“I think it is important at Saint Louis University, a school that is built on social justice and men, women and persons for others, that we understand how people understand their own experiences and culture,” Moore said. “We have about 127 responses from our SLU community, and we would love to continue this.”

This large partaking in the Race Card Project served as a prelude for Norris’s later keynote speech. The event, starting at 7:00 p.m., saw a mass of students, staff and other members of SLU’s community.

Paityn Upton, a junior student studying social work, said she attended because it represented a chance to engage in meaningful conversation about race.

“One of my teachers for multiculturalism had told us about it in class, and I wanted to come,” Upton said. “It is part of my major… I think it will be a great learning experience for everyone.”

The crowd remained seated as Moore delivered an introduction on Norris and the Race Card Project. When Norris came to the stage after the introductions, she extended her gratitude towards those in attendance and explained why she chose to initiate this project.

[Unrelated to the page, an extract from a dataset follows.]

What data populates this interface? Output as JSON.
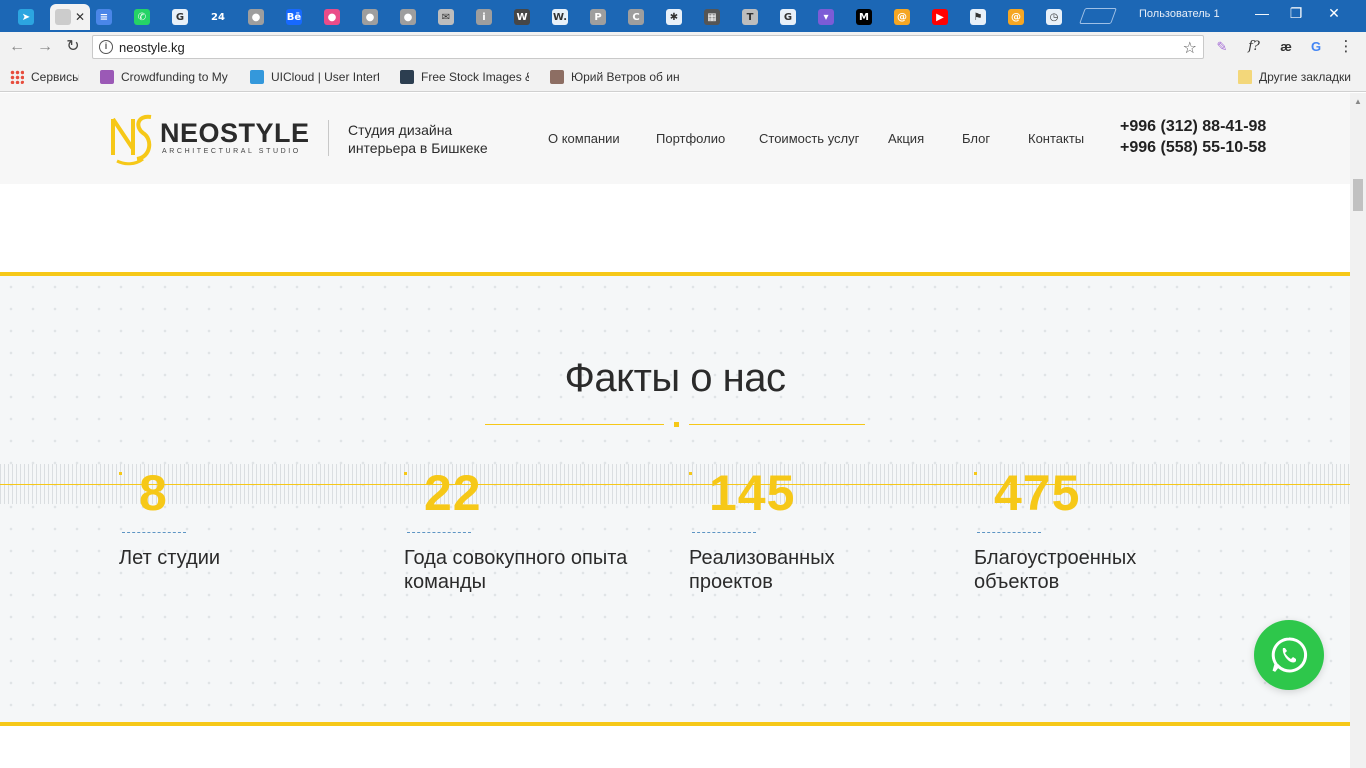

“I am a story collector, and I now lean into that second half of my role with a little bit more gusto,” Norris said. “I avoided race for much of my career, and I was a little bit unhappy with how many of the newsrooms I worked in covered race, because it was ancillary.”

Norris, walking across the stage and gesturing to the audience, then went on to describe her observations during 2008, specifically around race, both in the white public sphere’s notion of a “post-racial” society after Obama’s victory and the conversations she was having in her own circles.

“America had entered a really interesting phase… in the public sphere [it] was around this notion that we were entering this new phase of American life,” Norris said. “Post-racial was a word that entered the vernacular with unusual speed, only being used a dozen times in popular culture before 2006… [treating race in] the [same] way you put stuff in a drawer.”

Sharing her skepticism regarding the concept of “being done with race,” Norris turned it over to the audience, enabling an expression of their thoughts, stories and reactions towards this outward perception of racial identity. In a continuation from the early performance at the Clocktower, Norris shared some sample stories from the race card project: “Not comfortable in my own skin,” “I’m not the paralegal, I’m counsel,” “Don’t think of you as Asian” and other stories. As the audience was engaging with these short, yet complex messages of identity, Norris ended with a message of understanding.

“My six words are, ‘Still more work to be done,’” Norris said. “We need to figure out how to listen to each other and build community with each other, even when we don’t agree, and I believe it starts with listening.”

Jennifer Xa-Que, a freshman student, said that this opportunity to engage with the dynamic stories resulting from the Race Card Project was deeply beneficial.

“Just being able to learn a lot from her [was a great experience], it was a really big event,” Xa-Que said.

Speaking after the event had concluded, Norris said to the University News that she found the large turnout for the speech, especially post-COVID, to be quite heartening.

“At a moment where as country we are divided, confused and constricted, I’m glad that people came to listen and share their stories, and they came with questions,” Norris said. “I try to help people see not just my point of view, but introduce them to new ways of thinking… I’m always thinking about blindspots: who am I not hearing from.”

However, harkening back to her own six words, Norris said that there is more that she wishes to do for this project on SLU’s campus.

“I plan on coming back,” Norris said. “I know that [SLU has] done the Race Card Project here, and I think it would be wonderful to work more closely.”